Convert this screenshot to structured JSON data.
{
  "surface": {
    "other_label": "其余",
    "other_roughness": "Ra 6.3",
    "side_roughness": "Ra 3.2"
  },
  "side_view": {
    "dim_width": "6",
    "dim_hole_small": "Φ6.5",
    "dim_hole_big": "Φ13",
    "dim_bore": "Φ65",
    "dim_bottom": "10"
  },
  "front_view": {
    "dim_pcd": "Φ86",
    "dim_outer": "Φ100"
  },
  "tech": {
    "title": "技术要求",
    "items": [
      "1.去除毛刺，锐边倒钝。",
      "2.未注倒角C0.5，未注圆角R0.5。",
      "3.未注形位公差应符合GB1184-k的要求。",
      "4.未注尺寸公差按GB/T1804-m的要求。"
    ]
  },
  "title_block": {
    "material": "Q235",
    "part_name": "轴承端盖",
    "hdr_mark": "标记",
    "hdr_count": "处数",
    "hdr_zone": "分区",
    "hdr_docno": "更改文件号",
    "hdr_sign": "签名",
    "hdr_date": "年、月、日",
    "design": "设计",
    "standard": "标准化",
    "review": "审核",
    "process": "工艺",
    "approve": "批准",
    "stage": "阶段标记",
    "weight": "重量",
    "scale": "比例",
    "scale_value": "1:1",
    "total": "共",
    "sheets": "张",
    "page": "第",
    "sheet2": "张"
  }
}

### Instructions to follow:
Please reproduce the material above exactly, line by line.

### Task response:
Convert this screenshot to structured JSON data.
{
  "surface": {
    "other_label": "其余",
    "other_roughness": "Ra 6.3",
    "side_roughness": "Ra 3.2"
  },
  "side_view": {
    "dim_width": "6",
    "dim_hole_small": "Φ6.5",
    "dim_hole_big": "Φ13",
    "dim_bore": "Φ65",
    "dim_bottom": "10"
  },
  "front_view": {
    "dim_pcd": "Φ86",
    "dim_outer": "Φ100"
  },
  "tech": {
    "title": "技术要求",
    "items": [
      "1.去除毛刺，锐边倒钝。",
      "2.未注倒角C0.5，未注圆角R0.5。",
      "3.未注形位公差应符合GB1184-k的要求。",
      "4.未注尺寸公差按GB/T1804-m的要求。"
    ]
  },
  "title_block": {
    "material": "Q235",
    "part_name": "轴承端盖",
    "hdr_mark": "标记",
    "hdr_count": "处数",
    "hdr_zone": "分区",
    "hdr_docno": "更改文件号",
    "hdr_sign": "签名",
    "hdr_date": "年、月、日",
    "design": "设计",
    "standard": "标准化",
    "review": "审核",
    "process": "工艺",
    "approve": "批准",
    "stage": "阶段标记",
    "weight": "重量",
    "scale": "比例",
    "scale_value": "1:1",
    "total": "共",
    "sheets": "张",
    "page": "第",
    "sheet2": "张"
  }
}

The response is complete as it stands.